Down to the final character, output the records below as they stand.
______
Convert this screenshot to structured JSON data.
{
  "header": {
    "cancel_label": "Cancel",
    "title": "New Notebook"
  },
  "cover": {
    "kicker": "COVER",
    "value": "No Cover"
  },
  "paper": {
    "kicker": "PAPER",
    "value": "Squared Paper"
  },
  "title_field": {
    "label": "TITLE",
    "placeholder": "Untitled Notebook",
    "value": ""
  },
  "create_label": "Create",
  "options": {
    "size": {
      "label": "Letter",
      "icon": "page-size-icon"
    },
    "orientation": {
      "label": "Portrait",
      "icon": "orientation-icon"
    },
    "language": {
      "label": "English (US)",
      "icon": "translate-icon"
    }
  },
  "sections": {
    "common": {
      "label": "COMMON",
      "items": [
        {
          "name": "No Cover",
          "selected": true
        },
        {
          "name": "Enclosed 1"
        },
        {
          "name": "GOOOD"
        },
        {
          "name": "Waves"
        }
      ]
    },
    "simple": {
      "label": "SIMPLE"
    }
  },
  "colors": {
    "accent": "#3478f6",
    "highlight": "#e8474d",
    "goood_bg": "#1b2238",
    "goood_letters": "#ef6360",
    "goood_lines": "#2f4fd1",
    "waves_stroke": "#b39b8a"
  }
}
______
- Answer area:
Convert this screenshot to structured JSON data.
{
  "header": {
    "cancel_label": "Cancel",
    "title": "New Notebook"
  },
  "cover": {
    "kicker": "COVER",
    "value": "No Cover"
  },
  "paper": {
    "kicker": "PAPER",
    "value": "Squared Paper"
  },
  "title_field": {
    "label": "TITLE",
    "placeholder": "Untitled Notebook",
    "value": ""
  },
  "create_label": "Create",
  "options": {
    "size": {
      "label": "Letter",
      "icon": "page-size-icon"
    },
    "orientation": {
      "label": "Portrait",
      "icon": "orientation-icon"
    },
    "language": {
      "label": "English (US)",
      "icon": "translate-icon"
    }
  },
  "sections": {
    "common": {
      "label": "COMMON",
      "items": [
        {
          "name": "No Cover",
          "selected": true
        },
        {
          "name": "Enclosed 1"
        },
        {
          "name": "GOOOD"
        },
        {
          "name": "Waves"
        }
      ]
    },
    "simple": {
      "label": "SIMPLE"
    }
  },
  "colors": {
    "accent": "#3478f6",
    "highlight": "#e8474d",
    "goood_bg": "#1b2238",
    "goood_letters": "#ef6360",
    "goood_lines": "#2f4fd1",
    "waves_stroke": "#b39b8a"
  }
}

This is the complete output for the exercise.